in dark and malevolence.
Carlos could only
emit the one monosyllabic sound, as whatever it was in the case slid towards
were annihilated by the sudden rush of his blood, as he recognised the eyes,
the ears and that dread snout; as he recognised the hound whose image had been
pursuing him his whole life, and now propelled itself from the suitcase,
spilling onto Carlos in a furore of dog hair and malevolence.
The shrill high
pitched sound which Carlos produced was neither human nor animal, but more the
sound of a failing electronic system.
It was on him.
Why - why this horrific, hallucinogenic nightmare visited upon him? Carlos emitted
one more mournful ‘Eeiiikkk’ before the blackness rushed in and he collapsed in
a merciful faint.
Clem was crying
quietly. Kat went over and put her hand on her shoulder.
She looked at up at her younger sister whose tear stained eyes filled momentarily with a
‘And are you
absolutely sure you did everything right?
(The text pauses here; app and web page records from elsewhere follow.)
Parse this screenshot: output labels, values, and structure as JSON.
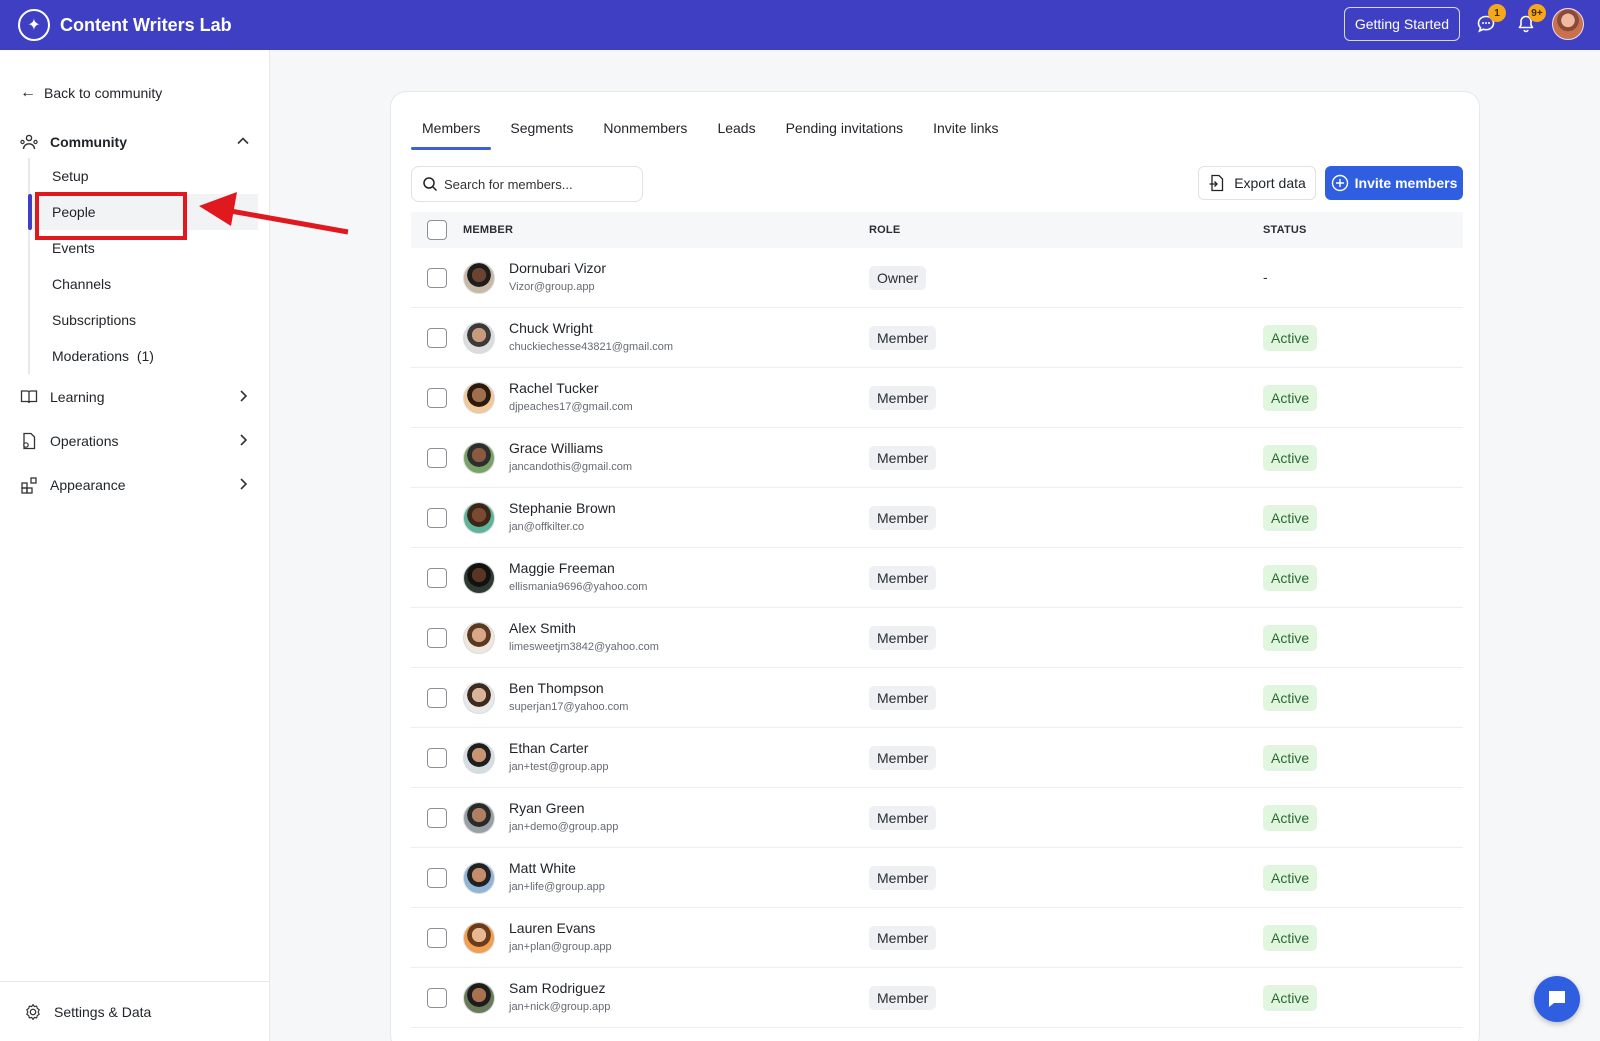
{
  "header": {
    "app_title": "Content Writers Lab",
    "getting_started": "Getting Started",
    "messages_badge": "1",
    "notifications_badge": "9+",
    "brand_color": "#3f3fc4"
  },
  "sidebar": {
    "back_label": "Back to community",
    "community_label": "Community",
    "community_items": [
      {
        "label": "Setup"
      },
      {
        "label": "People"
      },
      {
        "label": "Events"
      },
      {
        "label": "Channels"
      },
      {
        "label": "Subscriptions"
      },
      {
        "label": "Moderations  (1)"
      }
    ],
    "active_item": "People",
    "learning_label": "Learning",
    "operations_label": "Operations",
    "appearance_label": "Appearance",
    "settings_label": "Settings & Data"
  },
  "tabs": [
    {
      "label": "Members"
    },
    {
      "label": "Segments"
    },
    {
      "label": "Nonmembers"
    },
    {
      "label": "Leads"
    },
    {
      "label": "Pending invitations"
    },
    {
      "label": "Invite links"
    }
  ],
  "toolbar": {
    "search_placeholder": "Search for members...",
    "export_label": "Export data",
    "invite_label": "Invite members"
  },
  "table": {
    "headers": {
      "member": "MEMBER",
      "role": "ROLE",
      "status": "STATUS"
    },
    "rows": [
      {
        "name": "Dornubari Vizor",
        "email": "Vizor@group.app",
        "role": "Owner",
        "status": "-"
      },
      {
        "name": "Chuck Wright",
        "email": "chuckiechesse43821@gmail.com",
        "role": "Member",
        "status": "Active"
      },
      {
        "name": "Rachel Tucker",
        "email": "djpeaches17@gmail.com",
        "role": "Member",
        "status": "Active"
      },
      {
        "name": "Grace Williams",
        "email": "jancandothis@gmail.com",
        "role": "Member",
        "status": "Active"
      },
      {
        "name": "Stephanie Brown",
        "email": "jan@offkilter.co",
        "role": "Member",
        "status": "Active"
      },
      {
        "name": "Maggie Freeman",
        "email": "ellismania9696@yahoo.com",
        "role": "Member",
        "status": "Active"
      },
      {
        "name": "Alex Smith",
        "email": "limesweetjm3842@yahoo.com",
        "role": "Member",
        "status": "Active"
      },
      {
        "name": "Ben Thompson",
        "email": "superjan17@yahoo.com",
        "role": "Member",
        "status": "Active"
      },
      {
        "name": "Ethan Carter",
        "email": "jan+test@group.app",
        "role": "Member",
        "status": "Active"
      },
      {
        "name": "Ryan Green",
        "email": "jan+demo@group.app",
        "role": "Member",
        "status": "Active"
      },
      {
        "name": "Matt White",
        "email": "jan+life@group.app",
        "role": "Member",
        "status": "Active"
      },
      {
        "name": "Lauren Evans",
        "email": "jan+plan@group.app",
        "role": "Member",
        "status": "Active"
      },
      {
        "name": "Sam Rodriguez",
        "email": "jan+nick@group.app",
        "role": "Member",
        "status": "Active"
      }
    ]
  }
}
Fed him and everything?’
‘I am certain’ –
said Kat firmly. ‘He was just old Clem. Very old and tired.’
Her sister gulped
and nodded, and now there was a plea in her eyes.
‘Did he go
‘Yes Clem. ‘ – she
sat down at put her arms around her sister. ‘He simply curled up in his
favourite spot over there and went to sleep. It was very peaceful and he
wouldn’t have felt a thing. ‘
‘I wish I had been
Kat didn’t know
what to say. She didn’t think she was very good at comforting people.
said he was a baby substitute. I don’t think Andrew ever loved Beeze the way I
did. For some people a dog is just a dog. But some people see them in a whole
‘Well’ mused Kat
‘maybe you could think about having a baby.’
her a look. How could she think about those things now?
Kat stuttered, for
she had not wanted to upset her sister.
‘Well you could
ermmmmmm you could call the sprog Beezelbub. You know in his honour.’
The words had come
out before she had even put her brain into gear.
Clem looked at her
blinking in astonishment, and then she burst into incredulous laughter, her tear
stained eyes shining.
‘You couldn’t call
a kid Beezelbub. Can you image how that would be for the poor little sod?
Their first day at school? They’d get bullied Kat.’
Outside they heard
the sound of laughter, a child’s laughter, and both girls had the same thought.
Clem thought about a baby growing inside her and it filled her with wonder, and
it was something she wanted more than anything else. Kat wondered whether it
was true if you played certain music to the baby while it was in the womb, it might
turn out to be another Beethoven. They sat on the sofa, lost in their thoughts
for a few moments, their fingertips touching.
Tony Mckenna is a journalist and cultural commentator who has written
for The Huffington Post, NewStatesman, New Internationalist, The
United Nations and ABC Australia among others.